Before I approached my dad about partnering on a flipping company, I knew he would be perfect. He was a general contractor, who had owned his own business for over 47 years. He had previously partnered with other investors, too.
But most important of all, he was my dad. I knew him and trusted him implicitly.
Not long after that initial conversation, my dad gave me the best advice about working with contractors that I have ever received. Today, I am going to share that insight with you.
But first, let me set the scene. It was March 2014, and we had just had a conversation about partnering. We were both on board with the terms and division of responsibilities, and we had drawn up an agreement.
In short, my dad was responsible for managing the job, and I was responsible for everything else. We knew the price point we were seeking based on capital we had available. We just needed a house to get started.
It took six months for us to find our first house. Despite being in a bit of a panic because everyone told us we would make several offers before we finally got one, the initial offer we placed was accepted.
We forged ahead and started to discuss plans for the renovation. Part of those discussions involved the contractors we were going to use to do the work. As my dad had been in the industry for decades, he had an incredible list of contacts.
We started scheduling estimates for each trade and waited. Fast forward to a week later, and we began receiving estimates. To this day, I still remember the shock I felt about some of the numbers.
The prices were way above what we had budgeted. I began to fear that the reason we got the house so easily was because we had overpaid.
It was at that moment, my dad said to me, “Ashley, there are only three things about a contractor: price, quality, reliability. You can only pick two.”
Being naive, I said, “Dad, that is not true. We must be able to get all three.”
Dad replied, “You can… They are called unicorns.”
It wasn’t long until I realized my Dad was 100 percent right. (I hope he doesn’t read this.).
To further drive home his point, let me detail what I learned.
Save Money (at the Cost of a Subpar Experience) With These Contractors
Everyone has that friend or relative who is handy. If you are lucky, he or she is an actual contractor. Typically, they are able to help you out and will probably do good work for little to nothing.
Unfortunately, they are never reliable. This is likely because they have another job and are only helping you out when they have time. As time is money in this business, having someone who is not reliable will impact your timeline and in turn affect your holding and opportunity costs.
This can also be true for contractors. Many contractors are very good at what they do, but they are awful business people. They will give you a fair price, but their scheduling and time management are the worst.
While initially you think you are saving a ton of money, you quickly realize the work quality is poor—which could cost you more in the long run to fix. These people show up because they really need the money. Their pricing is typically reasonable, but they need to be watched carefully to ensure shortcuts are not being made.
What is potentially worse is that ultimately these people increase the liability on your business. Even if you are lucky enough to get through a buyer’s inspection without major issues, due to the litigious nature in the U.S., it is just not worth the risk.
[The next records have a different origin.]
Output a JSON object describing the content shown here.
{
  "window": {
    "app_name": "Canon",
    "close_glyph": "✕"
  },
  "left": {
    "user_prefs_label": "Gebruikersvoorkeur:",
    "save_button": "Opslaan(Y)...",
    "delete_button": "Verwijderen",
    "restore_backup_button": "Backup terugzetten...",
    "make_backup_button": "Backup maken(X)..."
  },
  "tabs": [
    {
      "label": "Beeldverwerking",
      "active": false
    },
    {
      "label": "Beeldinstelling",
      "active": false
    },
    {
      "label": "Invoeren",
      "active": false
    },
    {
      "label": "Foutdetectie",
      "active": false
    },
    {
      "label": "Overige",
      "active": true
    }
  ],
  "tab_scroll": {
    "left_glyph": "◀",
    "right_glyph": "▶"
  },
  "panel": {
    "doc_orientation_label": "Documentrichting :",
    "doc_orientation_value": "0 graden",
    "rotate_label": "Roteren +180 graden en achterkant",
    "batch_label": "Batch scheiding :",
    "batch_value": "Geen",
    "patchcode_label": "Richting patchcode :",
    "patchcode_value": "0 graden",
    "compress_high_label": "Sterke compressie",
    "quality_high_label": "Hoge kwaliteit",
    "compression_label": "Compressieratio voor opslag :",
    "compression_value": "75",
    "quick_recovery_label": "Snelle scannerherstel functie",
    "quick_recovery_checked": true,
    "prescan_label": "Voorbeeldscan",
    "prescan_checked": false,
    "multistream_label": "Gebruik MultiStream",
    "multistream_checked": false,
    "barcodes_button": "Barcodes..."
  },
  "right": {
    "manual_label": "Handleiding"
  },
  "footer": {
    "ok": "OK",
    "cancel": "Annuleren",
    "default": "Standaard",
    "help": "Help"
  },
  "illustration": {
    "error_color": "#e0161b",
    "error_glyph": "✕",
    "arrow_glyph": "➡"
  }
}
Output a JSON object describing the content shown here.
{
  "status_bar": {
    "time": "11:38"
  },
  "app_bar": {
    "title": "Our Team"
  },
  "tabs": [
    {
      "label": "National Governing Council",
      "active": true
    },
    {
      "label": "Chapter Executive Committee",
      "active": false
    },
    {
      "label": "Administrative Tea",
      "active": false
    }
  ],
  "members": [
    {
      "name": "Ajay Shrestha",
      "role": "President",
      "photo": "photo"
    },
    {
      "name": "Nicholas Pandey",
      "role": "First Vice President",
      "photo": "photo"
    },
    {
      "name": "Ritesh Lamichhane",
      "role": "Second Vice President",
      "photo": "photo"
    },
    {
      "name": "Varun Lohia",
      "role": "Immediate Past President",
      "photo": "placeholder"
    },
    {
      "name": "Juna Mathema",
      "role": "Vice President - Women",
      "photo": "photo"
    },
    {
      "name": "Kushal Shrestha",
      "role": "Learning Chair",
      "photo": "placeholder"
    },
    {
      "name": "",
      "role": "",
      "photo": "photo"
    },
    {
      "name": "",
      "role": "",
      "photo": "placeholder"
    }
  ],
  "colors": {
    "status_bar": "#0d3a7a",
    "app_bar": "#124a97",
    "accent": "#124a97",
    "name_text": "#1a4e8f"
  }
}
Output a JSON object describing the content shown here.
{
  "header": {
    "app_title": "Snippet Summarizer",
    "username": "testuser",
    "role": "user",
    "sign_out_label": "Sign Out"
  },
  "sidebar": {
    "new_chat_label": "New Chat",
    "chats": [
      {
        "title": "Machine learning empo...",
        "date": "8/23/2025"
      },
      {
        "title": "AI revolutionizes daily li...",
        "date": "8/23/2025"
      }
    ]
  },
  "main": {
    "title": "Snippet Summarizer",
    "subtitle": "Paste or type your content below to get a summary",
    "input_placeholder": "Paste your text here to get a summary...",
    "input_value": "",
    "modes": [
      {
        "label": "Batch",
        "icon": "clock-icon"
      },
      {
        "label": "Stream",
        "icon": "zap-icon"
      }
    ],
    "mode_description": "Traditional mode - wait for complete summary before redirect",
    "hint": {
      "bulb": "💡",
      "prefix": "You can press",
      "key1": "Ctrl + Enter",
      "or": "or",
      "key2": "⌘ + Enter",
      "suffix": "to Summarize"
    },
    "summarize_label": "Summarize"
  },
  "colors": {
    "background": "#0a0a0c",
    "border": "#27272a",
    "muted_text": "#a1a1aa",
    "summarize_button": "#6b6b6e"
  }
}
Pony Up the Money (for an Excellent Experience) With These Contractors
Les Entrepreneurs en Construction
This is the company you see everywhere that has five-star reviews. Their quality and reliability are superb, but their pricing reflects it.
The reason their pricing is high is because they typically have high overhead costs. So, while it is nice to get an estimate quickly or to speak to an actual person when you call, you are paying for this convenience.
There are obviously benefits to this, too. Working with a company like this requires little to no oversight and lowers your risk for inspection findings when you go to sell.
If you can afford these contractors, it will save you a lot of time and headaches. Just know that your bottom line will take a hit when you sell.
How I Choose Contractors
Now knowing all of this, how should you choose your contractors? Well, grab your leprechaun and go search for unicorns!
OK, that might not be the answer. So, let’s start with what we did.
For our first house, we actually did a lot of the work ourselves. But in parallel, we searched for those unicorns. We soon realized that there are varying degrees of the three metrics my dad identified (price, quality, reliability).
While certain contractors may not live up to unicorn standards, there are quite a few very good looking horses out there. They may take some time to find, which is why I wrote a whole other article about finding them!
It will be challenging in the beginning. However, eventually, you learn to adjust your rehab estimates and manage your projects based on the horses you have in your stable.
What tips do you have for finding good contractors? What bad contractor experiences have you had?